- New Haven Railroad Station, 1848-1849. This station incorporated Italianate and Moorish revival styles. It was converted into a market in 1874 and was destroyed by fire in 1894.
- Moses Yale Beach House, Wallingford, Connecticut, 1850. This Italian villa includes a columned veranda with "oriental" elements.
- 604 Chapel Street, New Haven, 1852. Italian Villa.
- John Pitkin Norton House, Yale University, 1849, Towered Tuscan/Italian Villa on Hillhouse Avenue.
- Additions to the Ithiel Town-designed mansion, for Joseph Earl Sheffield on Hillhouse Avenue. Razed in 1957.
- Morse-Libby House (Victoria Mansion), Portland, Maine, 1858-1860. This asymmetric brownstone Italian villa has a four-story tower, ornate carvings, deep overhanging eaves and graceful verandas. It is now a museum.
- Lafayette B. Mendel House, 1858. Italian villa.
- New Haven City Hall, 1861. This Victorian Gothic structure bordering the New Haven Green with clock tower and tall iron staircase. The remains of this building (much of it was demolished in 1976) are now incorporated into the new City Hall, built in 1986, which abstractly extends the façade.

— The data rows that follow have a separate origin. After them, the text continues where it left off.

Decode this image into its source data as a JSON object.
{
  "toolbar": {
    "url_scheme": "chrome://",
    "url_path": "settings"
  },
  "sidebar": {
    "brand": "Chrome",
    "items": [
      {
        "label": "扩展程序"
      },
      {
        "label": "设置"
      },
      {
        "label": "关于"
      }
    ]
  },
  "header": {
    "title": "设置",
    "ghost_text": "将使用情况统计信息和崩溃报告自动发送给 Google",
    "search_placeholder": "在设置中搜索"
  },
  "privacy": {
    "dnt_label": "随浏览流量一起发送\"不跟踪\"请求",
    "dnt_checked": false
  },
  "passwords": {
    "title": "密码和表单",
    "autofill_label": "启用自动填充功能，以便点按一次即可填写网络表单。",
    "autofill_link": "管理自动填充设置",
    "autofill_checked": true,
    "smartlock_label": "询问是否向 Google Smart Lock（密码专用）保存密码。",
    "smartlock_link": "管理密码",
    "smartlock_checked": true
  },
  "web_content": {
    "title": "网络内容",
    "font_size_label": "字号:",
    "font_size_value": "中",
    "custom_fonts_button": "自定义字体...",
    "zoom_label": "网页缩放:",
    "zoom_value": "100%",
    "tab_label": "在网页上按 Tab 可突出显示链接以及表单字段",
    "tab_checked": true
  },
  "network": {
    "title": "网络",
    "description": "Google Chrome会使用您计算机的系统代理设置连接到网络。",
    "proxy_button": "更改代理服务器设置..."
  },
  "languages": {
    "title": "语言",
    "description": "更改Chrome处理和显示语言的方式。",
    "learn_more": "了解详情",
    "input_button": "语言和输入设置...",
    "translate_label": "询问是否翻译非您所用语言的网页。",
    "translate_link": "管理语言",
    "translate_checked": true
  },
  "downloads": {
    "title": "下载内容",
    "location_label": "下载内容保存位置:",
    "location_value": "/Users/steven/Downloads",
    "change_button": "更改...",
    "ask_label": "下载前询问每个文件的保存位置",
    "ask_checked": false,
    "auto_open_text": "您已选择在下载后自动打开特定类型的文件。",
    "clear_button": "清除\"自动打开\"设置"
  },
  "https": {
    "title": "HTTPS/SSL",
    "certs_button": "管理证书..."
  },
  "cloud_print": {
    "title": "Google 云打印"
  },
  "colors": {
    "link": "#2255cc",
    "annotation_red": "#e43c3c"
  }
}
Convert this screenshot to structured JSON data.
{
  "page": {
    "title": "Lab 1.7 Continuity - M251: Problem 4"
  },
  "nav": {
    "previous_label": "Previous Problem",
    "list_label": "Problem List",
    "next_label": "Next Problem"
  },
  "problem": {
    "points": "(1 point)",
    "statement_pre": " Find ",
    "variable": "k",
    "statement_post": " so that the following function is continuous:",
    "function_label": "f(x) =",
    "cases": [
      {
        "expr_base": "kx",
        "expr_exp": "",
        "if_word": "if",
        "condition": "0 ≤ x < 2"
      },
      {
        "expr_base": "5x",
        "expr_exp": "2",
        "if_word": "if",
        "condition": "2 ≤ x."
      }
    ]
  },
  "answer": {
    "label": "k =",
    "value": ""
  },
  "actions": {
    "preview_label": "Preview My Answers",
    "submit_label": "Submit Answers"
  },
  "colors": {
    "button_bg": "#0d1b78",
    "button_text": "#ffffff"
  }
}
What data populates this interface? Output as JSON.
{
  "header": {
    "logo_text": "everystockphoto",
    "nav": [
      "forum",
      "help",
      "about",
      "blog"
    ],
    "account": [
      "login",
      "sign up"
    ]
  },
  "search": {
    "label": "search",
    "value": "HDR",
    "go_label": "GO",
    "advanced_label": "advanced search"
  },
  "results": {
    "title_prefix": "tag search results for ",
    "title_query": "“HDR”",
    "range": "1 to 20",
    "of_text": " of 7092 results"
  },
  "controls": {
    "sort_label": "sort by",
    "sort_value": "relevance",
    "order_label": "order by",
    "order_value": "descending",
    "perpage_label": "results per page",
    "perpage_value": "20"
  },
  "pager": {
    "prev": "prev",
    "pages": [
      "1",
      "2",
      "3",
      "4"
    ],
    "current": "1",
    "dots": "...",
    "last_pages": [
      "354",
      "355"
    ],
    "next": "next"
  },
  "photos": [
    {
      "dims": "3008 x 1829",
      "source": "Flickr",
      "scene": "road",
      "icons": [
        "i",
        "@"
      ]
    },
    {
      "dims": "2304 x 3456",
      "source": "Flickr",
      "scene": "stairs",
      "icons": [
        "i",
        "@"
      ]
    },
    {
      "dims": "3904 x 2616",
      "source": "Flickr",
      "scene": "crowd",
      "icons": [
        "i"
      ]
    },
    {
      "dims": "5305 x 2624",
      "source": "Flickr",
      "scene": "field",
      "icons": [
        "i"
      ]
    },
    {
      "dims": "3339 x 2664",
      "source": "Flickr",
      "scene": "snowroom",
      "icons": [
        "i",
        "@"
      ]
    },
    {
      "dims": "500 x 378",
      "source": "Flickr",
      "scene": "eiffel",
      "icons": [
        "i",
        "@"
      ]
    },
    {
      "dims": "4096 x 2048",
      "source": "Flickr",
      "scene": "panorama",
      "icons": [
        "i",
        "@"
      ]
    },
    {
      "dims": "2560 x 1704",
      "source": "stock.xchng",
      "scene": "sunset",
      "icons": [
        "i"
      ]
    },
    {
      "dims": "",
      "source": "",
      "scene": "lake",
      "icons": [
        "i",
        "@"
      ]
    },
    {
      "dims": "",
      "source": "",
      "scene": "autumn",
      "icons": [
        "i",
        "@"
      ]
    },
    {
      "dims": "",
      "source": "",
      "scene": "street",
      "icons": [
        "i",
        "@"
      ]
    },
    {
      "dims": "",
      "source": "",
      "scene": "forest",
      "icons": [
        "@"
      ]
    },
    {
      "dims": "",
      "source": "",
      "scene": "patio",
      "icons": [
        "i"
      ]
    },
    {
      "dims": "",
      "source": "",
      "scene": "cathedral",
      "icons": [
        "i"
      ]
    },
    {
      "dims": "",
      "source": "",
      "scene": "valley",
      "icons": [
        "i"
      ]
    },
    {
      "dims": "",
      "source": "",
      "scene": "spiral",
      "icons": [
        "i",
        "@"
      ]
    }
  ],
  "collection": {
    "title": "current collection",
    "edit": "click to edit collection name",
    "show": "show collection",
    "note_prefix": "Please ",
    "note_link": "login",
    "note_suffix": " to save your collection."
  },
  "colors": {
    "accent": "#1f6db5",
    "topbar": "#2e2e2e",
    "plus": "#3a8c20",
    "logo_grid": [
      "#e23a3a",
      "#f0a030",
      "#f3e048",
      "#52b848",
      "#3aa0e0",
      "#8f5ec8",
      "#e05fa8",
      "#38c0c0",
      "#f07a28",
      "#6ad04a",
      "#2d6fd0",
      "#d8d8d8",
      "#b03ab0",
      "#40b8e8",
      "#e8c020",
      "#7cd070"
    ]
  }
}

- Davies Mansion (Betts House), 1868, (with David R. Brown), Yale University. This 20,000 square foot Victorian (French Second Empire style) mansion is on the National Register of Historic Places. Originally the home of John Davies (an associate of Oliver Winchester), it subsequently housed the Culinary Institute of America. It is now home to the Yale Center for the Study of Globalization. The building was extensively restored by Yale in 2000-2002 after neglect and a fire (in 1990) had caused damage.
- W. J. Clark House, Branford, Connecticut, 1879-1880. This house is in the Stick style.